THE Reserve Bank has cut the cash rate by 25 basis points, citing volatility in world economies and modest growth in Australia for its decision.
It is the second month in a row the central bank has cut the cash rate, which now sits at 3.5%, after it slashed 50 basis points in May.
In making the decision RBA Governor Glenn Stevens pointed to economic uncertainty in Europe and a slowing of growth in China.
"Europe's economic and financial prospects have again been clouded by weakening growth, heightened political uncertainty and concerns about fiscal sustainability and the strength of some banks," Mr Steven's statement read.
"Long-term interest rates faced by highly rated sovereigns, including Australia, have fallen to exceptionally low levels. Share markets have declined."
Mr Stevens said house prices in Australia had declined despite showing sign of stabilising earlier in the year.
He said the housing market remained "subdued".
"The exchange rate has declined over recent weeks, reflecting lower commodity prices, heightened risk aversion and expectations of lower interest rates," Mr Stevens said.
The Bank of Queensland was the first institution to pass on some of the cut, taking 20 basis points from its standard home and business loan variables rates.
Official Statement from the RBA Board
Growth in the world economy picked up in the early months of 2012, having slowed in the second half of 2011. But more recent indicators suggest further weakening in Europe and some further moderation in growth in China. Conditions in other parts of Asia have largely recovered from the effects of last year's natural disasters, but the ongoing trend is unclear and could be dampened by slower Chinese growth. The United States continues to grow at a moderate pace. Commodity prices have declined lately, though they are mostly still high. Australia's terms of trade similarly peaked about six months ago, though they remain historically high.
Financial market sentiment has deteriorated over the past month. The Board has noted previously that Europe would remain a potential source of adverse shocks. Europe's economic and financial prospects have again been clouded by weakening growth, heightened political uncertainty and concerns about fiscal sustainability and the strength of some banks. Capital markets remain open to corporations and well-rated banks, but spreads have increased. Long-term interest rates faced by highly rated sovereigns, including Australia, have fallen to exceptionally low levels. Share markets have declined.

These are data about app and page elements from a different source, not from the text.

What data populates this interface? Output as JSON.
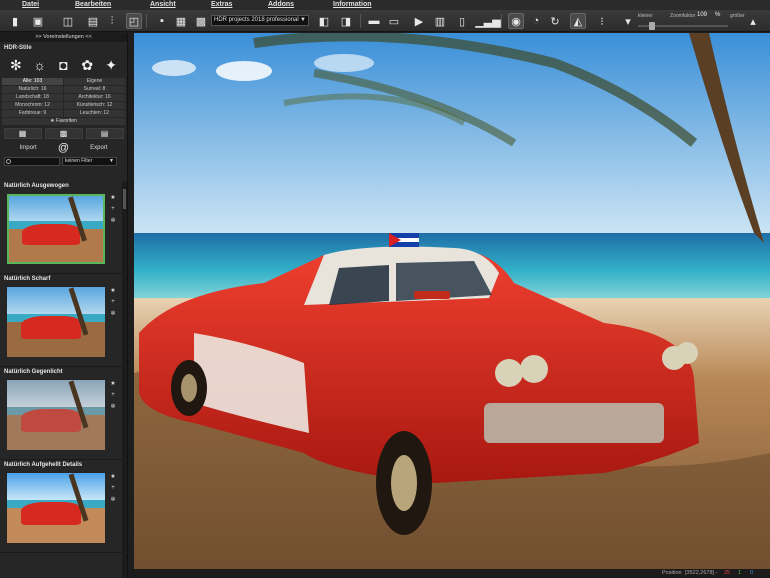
{
  "menu": {
    "items": [
      "Datei",
      "Bearbeiten",
      "Ansicht",
      "Extras",
      "Addons",
      "Information"
    ]
  },
  "toolbar": {
    "preset_select": "HDR projects 2018 professional",
    "zoom_small_label": "kleiner",
    "zoom_label": "Zoomfaktor",
    "zoom_value": "109",
    "zoom_unit": "%",
    "zoom_big_label": "größer",
    "zoom_slider_level": 0.15
  },
  "sidebar": {
    "header": ">> Voreinstellungen <<",
    "section_title": "HDR-Stile",
    "categories": [
      {
        "label": "Alle: 103",
        "selected": true
      },
      {
        "label": "Eigene",
        "selected": false
      },
      {
        "label": "Natürlich: 16",
        "selected": false
      },
      {
        "label": "Surreal: 8",
        "selected": false
      },
      {
        "label": "Landschaft: 18",
        "selected": false
      },
      {
        "label": "Architektur: 16",
        "selected": false
      },
      {
        "label": "Monochrom: 12",
        "selected": false
      },
      {
        "label": "Künstlerisch: 12",
        "selected": false
      },
      {
        "label": "Farbtreue: 9",
        "selected": false
      },
      {
        "label": "Leuchten: 12",
        "selected": false
      }
    ],
    "favorites": "★ Favoriten",
    "import_label": "Import",
    "export_label": "Export",
    "at_symbol": "@",
    "filter_value": "keinen Filter",
    "presets": [
      {
        "title": "Natürlich Ausgewogen",
        "selected": true
      },
      {
        "title": "Natürlich Scharf",
        "selected": false
      },
      {
        "title": "Natürlich Gegenlicht",
        "selected": false
      },
      {
        "title": "Natürlich Aufgehellt Details",
        "selected": false
      }
    ]
  },
  "status": {
    "position_label": "Position",
    "position_value": "[3522,2678] -",
    "red_value": "25",
    "green_value": "1",
    "blue_value": "0"
  },
  "colors": {
    "accent_selected": "#5bb65b",
    "car_red": "#d62a20"
  }
}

In Australia, available indicators suggest modest growth continued in the first part of 2012, with significant variation across sectors. Overall labour market conditions firmed a little, notwithstanding job shedding in some industries, and the rate of unemployment remains low. Nonetheless, both households and businesses continue to exhibit a degree of precautionary behaviour, which may continue in the near term.
There have been no new data for inflation since the previous meeting. Over the coming one to two years, and abstracting from the effects of the carbon price, inflation is expected to be in the 2-3 per cent range. In the near term, it is likely to be in the lower part of that range, though maintaining low inflation over the longer term will require growth in domestic costs to slow as the effects of the earlier high exchange rate wane.
As a result of earlier changes to monetary policy, interest rates for borrowers have declined to be a little below their medium-term averages. Business credit has increased more strongly in recent months, though credit growth remains modest overall. Housing prices had shown some signs of stabilising around the turn of the year, but have recently declined again. Generally, the housing market remains subdued. The exchange rate has declined over recent weeks, reflecting lower commodity prices, heightened risk aversion and expectations of lower interest rates.
At today's meeting, the Board judged that, with modest domestic growth and a weaker and more uncertain international environment, the outlook for inflation afforded scope for a more accommodative stance of monetary policy.